Segment Start: GIVEN DATA
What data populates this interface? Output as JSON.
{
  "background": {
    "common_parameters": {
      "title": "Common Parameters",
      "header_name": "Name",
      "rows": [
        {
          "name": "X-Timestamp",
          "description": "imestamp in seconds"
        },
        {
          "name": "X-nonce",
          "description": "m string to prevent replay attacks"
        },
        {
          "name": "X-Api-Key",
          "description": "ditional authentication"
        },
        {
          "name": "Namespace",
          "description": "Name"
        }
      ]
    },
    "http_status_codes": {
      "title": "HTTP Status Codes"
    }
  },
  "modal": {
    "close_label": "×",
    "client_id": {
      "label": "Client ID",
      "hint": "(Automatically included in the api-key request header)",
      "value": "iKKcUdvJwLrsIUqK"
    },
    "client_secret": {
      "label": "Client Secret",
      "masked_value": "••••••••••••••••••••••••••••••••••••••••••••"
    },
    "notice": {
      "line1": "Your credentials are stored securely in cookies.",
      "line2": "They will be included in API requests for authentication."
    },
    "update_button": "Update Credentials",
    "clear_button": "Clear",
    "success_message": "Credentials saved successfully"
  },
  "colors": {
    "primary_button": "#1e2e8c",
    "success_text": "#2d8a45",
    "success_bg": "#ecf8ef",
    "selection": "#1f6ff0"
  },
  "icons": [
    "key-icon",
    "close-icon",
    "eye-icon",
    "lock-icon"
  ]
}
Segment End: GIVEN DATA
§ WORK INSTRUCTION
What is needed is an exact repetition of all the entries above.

§ TASK SOLUTION
What data populates this interface? Output as JSON.
{
  "background": {
    "common_parameters": {
      "title": "Common Parameters",
      "header_name": "Name",
      "rows": [
        {
          "name": "X-Timestamp",
          "description": "imestamp in seconds"
        },
        {
          "name": "X-nonce",
          "description": "m string to prevent replay attacks"
        },
        {
          "name": "X-Api-Key",
          "description": "ditional authentication"
        },
        {
          "name": "Namespace",
          "description": "Name"
        }
      ]
    },
    "http_status_codes": {
      "title": "HTTP Status Codes"
    }
  },
  "modal": {
    "close_label": "×",
    "client_id": {
      "label": "Client ID",
      "hint": "(Automatically included in the api-key request header)",
      "value": "iKKcUdvJwLrsIUqK"
    },
    "client_secret": {
      "label": "Client Secret",
      "masked_value": "••••••••••••••••••••••••••••••••••••••••••••"
    },
    "notice": {
      "line1": "Your credentials are stored securely in cookies.",
      "line2": "They will be included in API requests for authentication."
    },
    "update_button": "Update Credentials",
    "clear_button": "Clear",
    "success_message": "Credentials saved successfully"
  },
  "colors": {
    "primary_button": "#1e2e8c",
    "success_text": "#2d8a45",
    "success_bg": "#ecf8ef",
    "selection": "#1f6ff0"
  },
  "icons": [
    "key-icon",
    "close-icon",
    "eye-icon",
    "lock-icon"
  ]
}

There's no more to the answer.